▶ ASSIGNED TASK:
Return the lines of the data below in which the string "true" occurs.
______
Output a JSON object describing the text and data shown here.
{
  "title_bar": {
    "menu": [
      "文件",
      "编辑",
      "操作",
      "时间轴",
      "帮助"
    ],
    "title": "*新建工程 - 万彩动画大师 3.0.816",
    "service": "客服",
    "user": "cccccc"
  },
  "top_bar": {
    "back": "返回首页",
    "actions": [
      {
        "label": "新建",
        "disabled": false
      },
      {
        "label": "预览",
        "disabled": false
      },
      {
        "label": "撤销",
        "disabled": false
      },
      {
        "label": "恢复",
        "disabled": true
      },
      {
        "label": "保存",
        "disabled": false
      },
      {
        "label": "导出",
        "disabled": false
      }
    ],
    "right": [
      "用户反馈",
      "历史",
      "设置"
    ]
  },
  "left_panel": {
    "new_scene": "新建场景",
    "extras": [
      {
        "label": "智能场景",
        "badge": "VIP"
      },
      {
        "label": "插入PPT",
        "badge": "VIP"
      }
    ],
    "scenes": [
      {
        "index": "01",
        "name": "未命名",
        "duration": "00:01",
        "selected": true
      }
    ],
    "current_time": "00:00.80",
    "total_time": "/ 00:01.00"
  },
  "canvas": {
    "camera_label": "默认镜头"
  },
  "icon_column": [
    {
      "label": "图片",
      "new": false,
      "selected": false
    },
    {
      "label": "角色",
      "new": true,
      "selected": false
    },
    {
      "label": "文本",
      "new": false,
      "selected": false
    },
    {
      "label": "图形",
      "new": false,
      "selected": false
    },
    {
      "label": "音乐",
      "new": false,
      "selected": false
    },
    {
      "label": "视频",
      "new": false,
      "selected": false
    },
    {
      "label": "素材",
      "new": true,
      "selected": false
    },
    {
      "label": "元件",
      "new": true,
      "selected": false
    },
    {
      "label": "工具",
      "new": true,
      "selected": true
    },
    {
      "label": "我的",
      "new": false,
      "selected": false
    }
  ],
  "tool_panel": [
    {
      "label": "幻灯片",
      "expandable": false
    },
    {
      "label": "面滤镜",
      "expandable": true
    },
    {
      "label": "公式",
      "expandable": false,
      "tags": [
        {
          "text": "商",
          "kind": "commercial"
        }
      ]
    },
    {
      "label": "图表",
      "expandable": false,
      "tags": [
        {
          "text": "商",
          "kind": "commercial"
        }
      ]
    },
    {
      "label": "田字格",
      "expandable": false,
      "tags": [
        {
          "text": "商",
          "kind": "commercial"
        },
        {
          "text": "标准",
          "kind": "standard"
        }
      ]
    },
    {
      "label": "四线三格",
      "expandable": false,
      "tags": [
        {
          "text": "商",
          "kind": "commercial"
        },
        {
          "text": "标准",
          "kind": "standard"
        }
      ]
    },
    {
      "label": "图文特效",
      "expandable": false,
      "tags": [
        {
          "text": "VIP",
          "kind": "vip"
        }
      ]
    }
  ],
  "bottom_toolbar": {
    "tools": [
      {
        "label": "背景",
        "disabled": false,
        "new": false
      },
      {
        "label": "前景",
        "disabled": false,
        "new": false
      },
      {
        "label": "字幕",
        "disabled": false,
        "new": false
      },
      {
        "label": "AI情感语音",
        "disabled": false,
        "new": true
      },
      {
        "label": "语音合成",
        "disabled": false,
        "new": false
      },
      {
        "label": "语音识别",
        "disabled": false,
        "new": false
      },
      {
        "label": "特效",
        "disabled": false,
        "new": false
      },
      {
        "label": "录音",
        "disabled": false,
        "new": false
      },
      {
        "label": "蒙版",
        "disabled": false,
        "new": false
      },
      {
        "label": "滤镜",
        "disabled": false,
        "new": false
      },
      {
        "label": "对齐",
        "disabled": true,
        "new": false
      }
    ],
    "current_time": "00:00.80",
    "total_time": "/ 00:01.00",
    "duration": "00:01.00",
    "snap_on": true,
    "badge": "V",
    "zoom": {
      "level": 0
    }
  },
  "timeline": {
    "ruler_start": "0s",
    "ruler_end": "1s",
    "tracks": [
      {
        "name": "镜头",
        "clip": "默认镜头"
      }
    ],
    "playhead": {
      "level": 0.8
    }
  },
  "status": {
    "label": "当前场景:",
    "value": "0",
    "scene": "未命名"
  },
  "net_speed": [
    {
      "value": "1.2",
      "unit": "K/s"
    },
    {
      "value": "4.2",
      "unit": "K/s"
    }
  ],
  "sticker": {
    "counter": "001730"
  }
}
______
▶ RESPONSE:
        "disabled": true
        "selected": true
      "new": true,
      "new": true,
      "new": true,
      "new": true,
      "selected": true
      "expandable": true
        "new": true
        "disabled": true,
    "snap_on": true,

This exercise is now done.